• Work required: Tally the lines in the data below in which the word "values" occurs, then give only the total.

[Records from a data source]
━━━

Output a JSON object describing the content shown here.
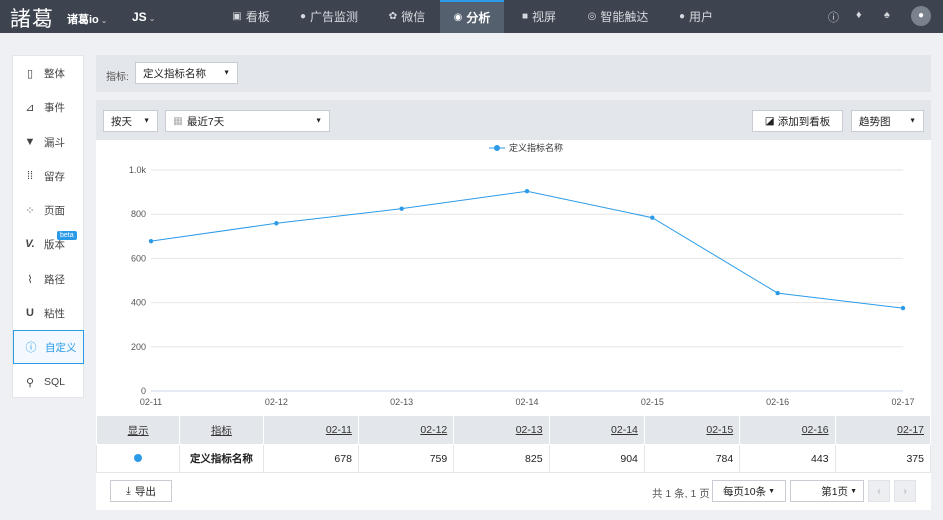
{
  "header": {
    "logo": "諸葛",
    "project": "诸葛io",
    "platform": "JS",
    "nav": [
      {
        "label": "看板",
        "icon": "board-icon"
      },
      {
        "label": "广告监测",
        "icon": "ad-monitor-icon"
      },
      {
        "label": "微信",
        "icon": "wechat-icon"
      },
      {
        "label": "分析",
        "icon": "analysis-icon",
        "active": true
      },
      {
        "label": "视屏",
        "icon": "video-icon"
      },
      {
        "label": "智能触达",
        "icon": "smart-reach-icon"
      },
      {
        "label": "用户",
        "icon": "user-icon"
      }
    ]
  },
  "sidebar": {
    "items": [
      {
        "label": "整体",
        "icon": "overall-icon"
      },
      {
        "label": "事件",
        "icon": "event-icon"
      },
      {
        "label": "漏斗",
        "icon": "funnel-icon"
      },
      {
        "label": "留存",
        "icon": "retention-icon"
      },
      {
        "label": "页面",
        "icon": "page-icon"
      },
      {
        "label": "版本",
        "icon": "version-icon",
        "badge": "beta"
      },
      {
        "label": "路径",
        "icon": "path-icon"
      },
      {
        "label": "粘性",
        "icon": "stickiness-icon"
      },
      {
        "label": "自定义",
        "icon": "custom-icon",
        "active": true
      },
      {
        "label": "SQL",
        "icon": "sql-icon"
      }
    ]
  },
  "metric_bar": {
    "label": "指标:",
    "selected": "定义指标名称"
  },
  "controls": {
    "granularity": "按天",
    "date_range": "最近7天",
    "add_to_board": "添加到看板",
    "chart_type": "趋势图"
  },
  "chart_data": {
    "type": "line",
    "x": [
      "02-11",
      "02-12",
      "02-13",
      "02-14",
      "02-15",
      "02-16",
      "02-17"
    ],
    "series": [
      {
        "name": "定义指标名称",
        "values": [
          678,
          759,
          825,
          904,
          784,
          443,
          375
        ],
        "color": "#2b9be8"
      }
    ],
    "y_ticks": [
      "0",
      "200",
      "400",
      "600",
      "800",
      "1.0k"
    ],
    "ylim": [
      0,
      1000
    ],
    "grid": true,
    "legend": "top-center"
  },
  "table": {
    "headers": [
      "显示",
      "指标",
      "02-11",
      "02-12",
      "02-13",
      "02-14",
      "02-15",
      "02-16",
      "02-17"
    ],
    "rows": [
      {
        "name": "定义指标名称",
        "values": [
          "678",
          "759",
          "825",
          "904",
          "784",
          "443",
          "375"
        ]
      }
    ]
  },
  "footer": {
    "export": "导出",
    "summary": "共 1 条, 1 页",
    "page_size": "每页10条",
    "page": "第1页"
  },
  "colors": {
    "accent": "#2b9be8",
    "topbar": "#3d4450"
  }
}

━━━

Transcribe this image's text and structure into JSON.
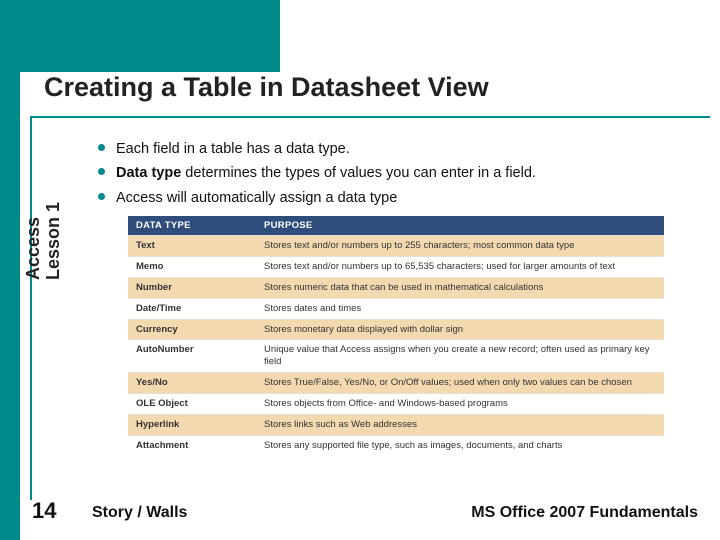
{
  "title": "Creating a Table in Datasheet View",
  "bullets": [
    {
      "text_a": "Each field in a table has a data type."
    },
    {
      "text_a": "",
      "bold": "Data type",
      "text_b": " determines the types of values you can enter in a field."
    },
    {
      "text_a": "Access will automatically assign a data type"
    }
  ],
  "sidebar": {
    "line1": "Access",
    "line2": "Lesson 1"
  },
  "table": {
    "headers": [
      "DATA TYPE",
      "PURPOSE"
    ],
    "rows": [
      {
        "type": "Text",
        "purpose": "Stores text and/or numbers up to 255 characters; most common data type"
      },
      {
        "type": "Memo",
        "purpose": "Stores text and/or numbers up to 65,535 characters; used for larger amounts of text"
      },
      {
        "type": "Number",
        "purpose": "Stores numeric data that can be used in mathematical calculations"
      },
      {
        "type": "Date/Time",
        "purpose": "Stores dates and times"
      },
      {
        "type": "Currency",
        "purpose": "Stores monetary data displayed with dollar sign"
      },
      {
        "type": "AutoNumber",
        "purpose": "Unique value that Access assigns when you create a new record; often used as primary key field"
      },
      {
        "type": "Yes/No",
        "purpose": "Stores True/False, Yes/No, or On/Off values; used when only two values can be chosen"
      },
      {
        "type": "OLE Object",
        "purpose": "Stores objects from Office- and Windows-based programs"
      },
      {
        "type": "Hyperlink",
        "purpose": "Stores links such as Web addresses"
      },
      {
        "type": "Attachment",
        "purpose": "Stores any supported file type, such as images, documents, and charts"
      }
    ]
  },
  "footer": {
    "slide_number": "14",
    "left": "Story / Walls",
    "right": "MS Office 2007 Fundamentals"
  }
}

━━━

• Exercise solution: 4